• [Task directions] Each line in the entries below that holds the string "reply" is to be listed.

• [Supplied material]
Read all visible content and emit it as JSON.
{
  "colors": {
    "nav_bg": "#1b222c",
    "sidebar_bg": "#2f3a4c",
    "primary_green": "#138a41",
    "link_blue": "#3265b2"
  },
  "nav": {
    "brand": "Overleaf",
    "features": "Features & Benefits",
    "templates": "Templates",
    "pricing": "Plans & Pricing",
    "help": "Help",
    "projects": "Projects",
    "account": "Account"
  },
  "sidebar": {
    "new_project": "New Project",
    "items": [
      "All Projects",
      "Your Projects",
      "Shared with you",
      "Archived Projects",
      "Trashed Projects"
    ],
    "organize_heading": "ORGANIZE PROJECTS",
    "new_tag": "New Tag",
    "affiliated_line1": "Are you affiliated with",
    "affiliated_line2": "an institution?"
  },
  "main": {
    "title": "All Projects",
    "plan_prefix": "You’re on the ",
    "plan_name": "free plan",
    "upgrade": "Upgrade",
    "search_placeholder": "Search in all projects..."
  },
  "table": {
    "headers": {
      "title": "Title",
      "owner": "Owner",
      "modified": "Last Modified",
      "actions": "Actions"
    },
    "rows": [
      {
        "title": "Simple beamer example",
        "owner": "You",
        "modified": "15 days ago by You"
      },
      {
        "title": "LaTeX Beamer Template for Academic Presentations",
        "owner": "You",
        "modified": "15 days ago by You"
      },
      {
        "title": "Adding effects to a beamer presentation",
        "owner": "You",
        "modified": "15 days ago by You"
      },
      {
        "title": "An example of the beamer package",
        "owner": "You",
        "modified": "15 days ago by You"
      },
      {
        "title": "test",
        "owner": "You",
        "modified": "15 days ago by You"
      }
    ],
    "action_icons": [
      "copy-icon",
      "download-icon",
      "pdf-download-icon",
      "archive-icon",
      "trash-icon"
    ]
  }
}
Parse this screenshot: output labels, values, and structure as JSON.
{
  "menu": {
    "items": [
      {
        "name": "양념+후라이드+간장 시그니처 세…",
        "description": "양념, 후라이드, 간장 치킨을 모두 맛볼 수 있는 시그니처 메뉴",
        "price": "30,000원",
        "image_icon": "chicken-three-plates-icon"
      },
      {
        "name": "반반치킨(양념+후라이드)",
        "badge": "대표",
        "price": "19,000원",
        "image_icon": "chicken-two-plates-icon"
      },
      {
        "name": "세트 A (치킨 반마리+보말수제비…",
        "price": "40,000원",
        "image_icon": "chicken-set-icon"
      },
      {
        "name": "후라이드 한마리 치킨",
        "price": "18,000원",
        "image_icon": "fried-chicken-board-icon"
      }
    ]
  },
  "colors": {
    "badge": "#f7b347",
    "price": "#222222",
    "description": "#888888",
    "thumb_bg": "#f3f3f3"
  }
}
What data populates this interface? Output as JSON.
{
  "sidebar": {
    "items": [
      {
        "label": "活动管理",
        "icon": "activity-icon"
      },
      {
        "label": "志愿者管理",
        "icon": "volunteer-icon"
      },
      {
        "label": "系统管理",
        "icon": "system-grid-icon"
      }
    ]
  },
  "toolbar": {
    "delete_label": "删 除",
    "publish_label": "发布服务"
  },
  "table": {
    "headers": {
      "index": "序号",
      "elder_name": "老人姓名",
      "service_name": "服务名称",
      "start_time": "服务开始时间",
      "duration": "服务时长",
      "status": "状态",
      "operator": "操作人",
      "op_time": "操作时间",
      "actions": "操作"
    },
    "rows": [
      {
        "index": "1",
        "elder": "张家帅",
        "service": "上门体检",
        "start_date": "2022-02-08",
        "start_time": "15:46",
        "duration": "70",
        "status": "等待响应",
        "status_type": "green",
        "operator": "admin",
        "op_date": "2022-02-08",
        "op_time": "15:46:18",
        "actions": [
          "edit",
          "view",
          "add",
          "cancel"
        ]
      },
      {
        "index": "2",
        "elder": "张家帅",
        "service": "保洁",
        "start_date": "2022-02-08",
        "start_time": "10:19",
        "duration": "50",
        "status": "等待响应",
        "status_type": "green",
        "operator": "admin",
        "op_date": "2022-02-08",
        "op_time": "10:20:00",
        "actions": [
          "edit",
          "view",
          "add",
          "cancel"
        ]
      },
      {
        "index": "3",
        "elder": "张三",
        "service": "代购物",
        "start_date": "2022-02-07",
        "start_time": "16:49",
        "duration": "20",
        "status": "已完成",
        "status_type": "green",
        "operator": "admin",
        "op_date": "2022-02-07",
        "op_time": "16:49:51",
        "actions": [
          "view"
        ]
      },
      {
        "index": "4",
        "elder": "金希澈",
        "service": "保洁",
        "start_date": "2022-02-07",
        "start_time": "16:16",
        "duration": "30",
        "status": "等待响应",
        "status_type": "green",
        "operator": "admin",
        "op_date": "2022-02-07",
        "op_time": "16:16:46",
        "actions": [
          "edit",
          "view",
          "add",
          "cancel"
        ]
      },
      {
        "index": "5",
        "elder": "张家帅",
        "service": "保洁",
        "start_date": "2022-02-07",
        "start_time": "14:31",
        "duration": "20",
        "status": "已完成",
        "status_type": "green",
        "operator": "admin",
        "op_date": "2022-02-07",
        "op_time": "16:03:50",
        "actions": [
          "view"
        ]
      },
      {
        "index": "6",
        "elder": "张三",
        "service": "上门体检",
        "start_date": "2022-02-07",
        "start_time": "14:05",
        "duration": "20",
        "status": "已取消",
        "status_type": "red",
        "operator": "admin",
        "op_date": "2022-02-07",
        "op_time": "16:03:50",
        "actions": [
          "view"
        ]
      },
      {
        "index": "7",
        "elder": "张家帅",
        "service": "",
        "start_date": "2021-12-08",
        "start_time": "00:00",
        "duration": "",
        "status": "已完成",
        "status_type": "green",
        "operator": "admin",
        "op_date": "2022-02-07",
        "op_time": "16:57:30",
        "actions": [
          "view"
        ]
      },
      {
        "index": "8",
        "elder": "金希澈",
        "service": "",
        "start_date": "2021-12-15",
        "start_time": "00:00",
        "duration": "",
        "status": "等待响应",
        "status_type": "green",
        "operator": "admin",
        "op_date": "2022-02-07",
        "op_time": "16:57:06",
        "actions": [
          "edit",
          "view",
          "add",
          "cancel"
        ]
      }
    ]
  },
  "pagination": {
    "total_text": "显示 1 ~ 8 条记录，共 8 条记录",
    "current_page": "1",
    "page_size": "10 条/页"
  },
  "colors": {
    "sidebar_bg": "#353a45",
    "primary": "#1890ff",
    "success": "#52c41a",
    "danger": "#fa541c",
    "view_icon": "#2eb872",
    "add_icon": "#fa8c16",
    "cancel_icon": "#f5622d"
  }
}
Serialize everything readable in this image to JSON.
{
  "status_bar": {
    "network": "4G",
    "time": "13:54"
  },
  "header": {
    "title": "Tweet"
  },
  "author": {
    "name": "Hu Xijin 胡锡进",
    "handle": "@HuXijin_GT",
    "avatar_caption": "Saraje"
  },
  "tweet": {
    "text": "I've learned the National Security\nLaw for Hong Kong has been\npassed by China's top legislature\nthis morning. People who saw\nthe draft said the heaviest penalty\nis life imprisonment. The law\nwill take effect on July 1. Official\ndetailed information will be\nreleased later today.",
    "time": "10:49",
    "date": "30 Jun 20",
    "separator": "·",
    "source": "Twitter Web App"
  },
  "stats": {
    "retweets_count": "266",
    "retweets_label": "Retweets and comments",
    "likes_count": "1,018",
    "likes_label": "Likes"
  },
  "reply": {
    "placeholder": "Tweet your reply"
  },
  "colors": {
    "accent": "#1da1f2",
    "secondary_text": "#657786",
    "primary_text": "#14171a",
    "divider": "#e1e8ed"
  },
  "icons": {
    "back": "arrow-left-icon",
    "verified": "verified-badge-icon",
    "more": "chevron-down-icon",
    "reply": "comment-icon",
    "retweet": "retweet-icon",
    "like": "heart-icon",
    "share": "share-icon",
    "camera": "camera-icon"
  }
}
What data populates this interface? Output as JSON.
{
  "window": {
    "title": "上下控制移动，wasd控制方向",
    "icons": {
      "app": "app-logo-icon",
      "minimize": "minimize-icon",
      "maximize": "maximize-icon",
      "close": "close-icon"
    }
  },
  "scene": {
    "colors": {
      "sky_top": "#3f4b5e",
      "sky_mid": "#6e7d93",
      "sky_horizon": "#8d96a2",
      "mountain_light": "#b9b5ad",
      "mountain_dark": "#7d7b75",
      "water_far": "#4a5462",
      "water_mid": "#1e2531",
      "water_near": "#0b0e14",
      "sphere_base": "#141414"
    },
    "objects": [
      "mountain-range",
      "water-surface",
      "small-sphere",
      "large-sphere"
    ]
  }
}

• [Answer space]
  "reply": {
    "placeholder": "Tweet your reply"
    "reply": "comment-icon",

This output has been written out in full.